---------- SOURCE DATA ----------

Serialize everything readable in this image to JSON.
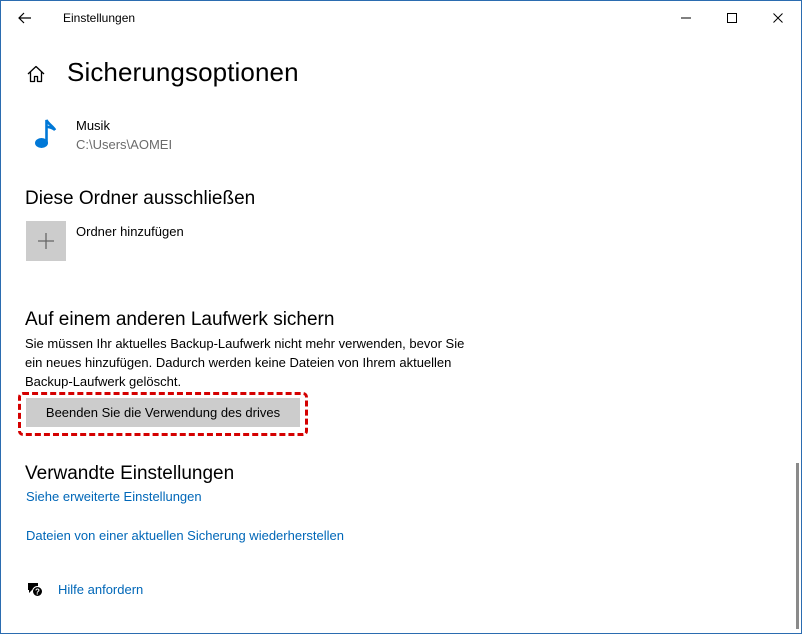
{
  "window": {
    "title": "Einstellungen",
    "controls": {
      "minimize": "minimize-icon",
      "maximize": "maximize-icon",
      "close": "close-icon"
    }
  },
  "header": {
    "title": "Sicherungsoptionen",
    "home_icon": "home-icon"
  },
  "included_folders": [
    {
      "name": "Musik",
      "path": "C:\\Users\\AOMEI",
      "icon": "music-note-icon",
      "icon_color": "#0078d7"
    }
  ],
  "exclude_section": {
    "heading": "Diese Ordner ausschließen",
    "add_label": "Ordner hinzufügen"
  },
  "other_drive_section": {
    "heading": "Auf einem anderen Laufwerk sichern",
    "description": "Sie müssen Ihr aktuelles Backup-Laufwerk nicht mehr verwenden, bevor Sie ein neues hinzufügen. Dadurch werden keine Dateien von Ihrem aktuellen Backup-Laufwerk gelöscht.",
    "stop_button_label": "Beenden Sie die Verwendung des drives",
    "highlight_color": "#d40000"
  },
  "related_section": {
    "heading": "Verwandte Einstellungen",
    "links": [
      "Siehe erweiterte Einstellungen",
      "Dateien von einer aktuellen Sicherung wiederherstellen"
    ]
  },
  "help": {
    "label": "Hilfe anfordern",
    "icon": "help-chat-icon"
  },
  "colors": {
    "link": "#0067b8",
    "accent": "#0078d7",
    "button_bg": "#cccccc"
  }
}
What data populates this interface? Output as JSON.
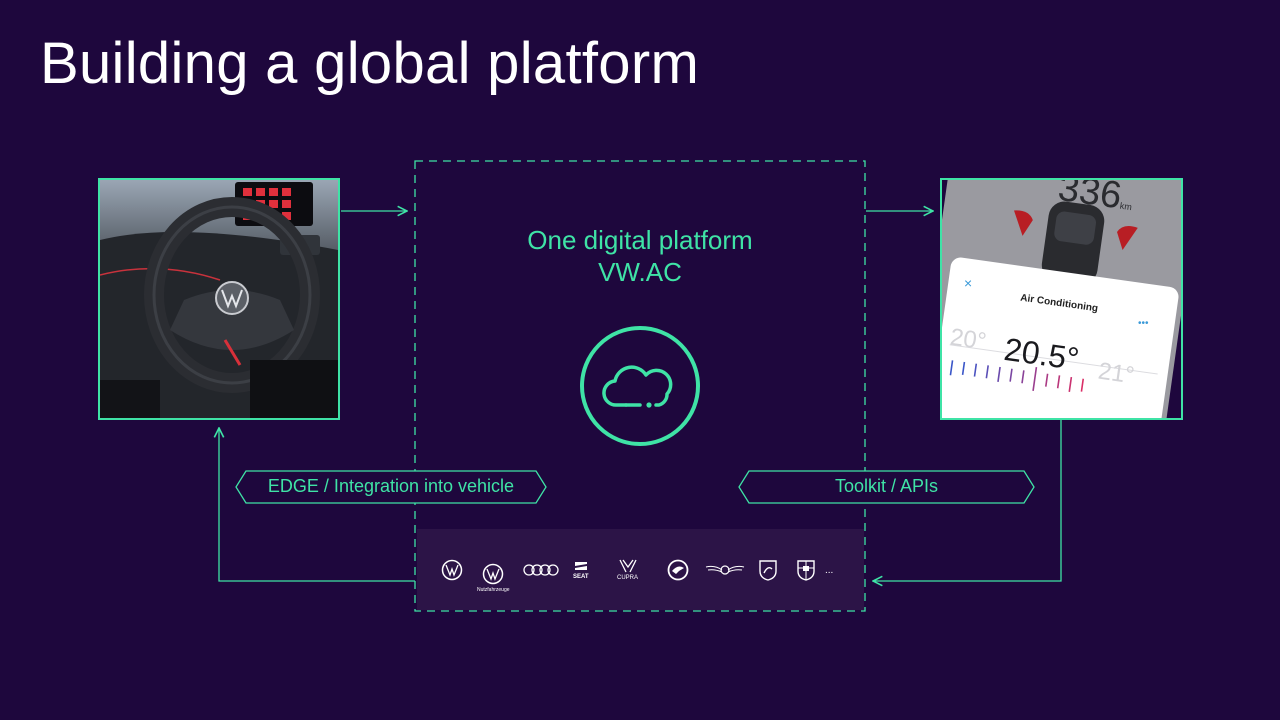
{
  "page": {
    "title": "Building a global platform"
  },
  "platform": {
    "line1": "One digital platform",
    "line2": "VW.AC"
  },
  "tags": {
    "edge": "EDGE / Integration into vehicle",
    "toolkit": "Toolkit / APIs"
  },
  "app": {
    "range_value": "336",
    "range_unit": "km",
    "panel_title": "Air Conditioning",
    "temp_left": "20°",
    "temp_current": "20.5°",
    "temp_right": "21°"
  },
  "brands": {
    "items": [
      "vw-logo",
      "vw-nutzfahrzeuge-logo",
      "audi-logo",
      "seat-logo",
      "cupra-logo",
      "skoda-logo",
      "bentley-logo",
      "lamborghini-logo",
      "porsche-logo"
    ],
    "nutzfahrzeuge_label": "Nutzfahrzeuge",
    "seat_label": "SEAT",
    "cupra_label": "CUPRA",
    "more": "..."
  },
  "colors": {
    "background": "#1e073d",
    "accent": "#3fe3a6",
    "strip": "#2c1447"
  }
}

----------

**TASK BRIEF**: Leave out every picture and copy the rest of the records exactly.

**EXERCISE OUTPUT**:
Serialize everything readable in this image to JSON.
{
  "window": {
    "title": "Einstellungen",
    "controls": {
      "minimize": "minimize-icon",
      "maximize": "maximize-icon",
      "close": "close-icon"
    }
  },
  "header": {
    "title": "Sicherungsoptionen",
    "home_icon": "home-icon"
  },
  "included_folders": [
    {
      "name": "Musik",
      "path": "C:\\Users\\AOMEI",
      "icon": "music-note-icon",
      "icon_color": "#0078d7"
    }
  ],
  "exclude_section": {
    "heading": "Diese Ordner ausschließen",
    "add_label": "Ordner hinzufügen"
  },
  "other_drive_section": {
    "heading": "Auf einem anderen Laufwerk sichern",
    "description": "Sie müssen Ihr aktuelles Backup-Laufwerk nicht mehr verwenden, bevor Sie ein neues hinzufügen. Dadurch werden keine Dateien von Ihrem aktuellen Backup-Laufwerk gelöscht.",
    "stop_button_label": "Beenden Sie die Verwendung des drives",
    "highlight_color": "#d40000"
  },
  "related_section": {
    "heading": "Verwandte Einstellungen",
    "links": [
      "Siehe erweiterte Einstellungen",
      "Dateien von einer aktuellen Sicherung wiederherstellen"
    ]
  },
  "help": {
    "label": "Hilfe anfordern",
    "icon": "help-chat-icon"
  },
  "colors": {
    "link": "#0067b8",
    "accent": "#0078d7",
    "button_bg": "#cccccc"
  }
}
What data populates this interface? Output as JSON.
{
  "page": {
    "title": "Building a global platform"
  },
  "platform": {
    "line1": "One digital platform",
    "line2": "VW.AC"
  },
  "tags": {
    "edge": "EDGE / Integration into vehicle",
    "toolkit": "Toolkit / APIs"
  },
  "app": {
    "range_value": "336",
    "range_unit": "km",
    "panel_title": "Air Conditioning",
    "temp_left": "20°",
    "temp_current": "20.5°",
    "temp_right": "21°"
  },
  "brands": {
    "items": [
      "vw-logo",
      "vw-nutzfahrzeuge-logo",
      "audi-logo",
      "seat-logo",
      "cupra-logo",
      "skoda-logo",
      "bentley-logo",
      "lamborghini-logo",
      "porsche-logo"
    ],
    "nutzfahrzeuge_label": "Nutzfahrzeuge",
    "seat_label": "SEAT",
    "cupra_label": "CUPRA",
    "more": "..."
  },
  "colors": {
    "background": "#1e073d",
    "accent": "#3fe3a6",
    "strip": "#2c1447"
  }
}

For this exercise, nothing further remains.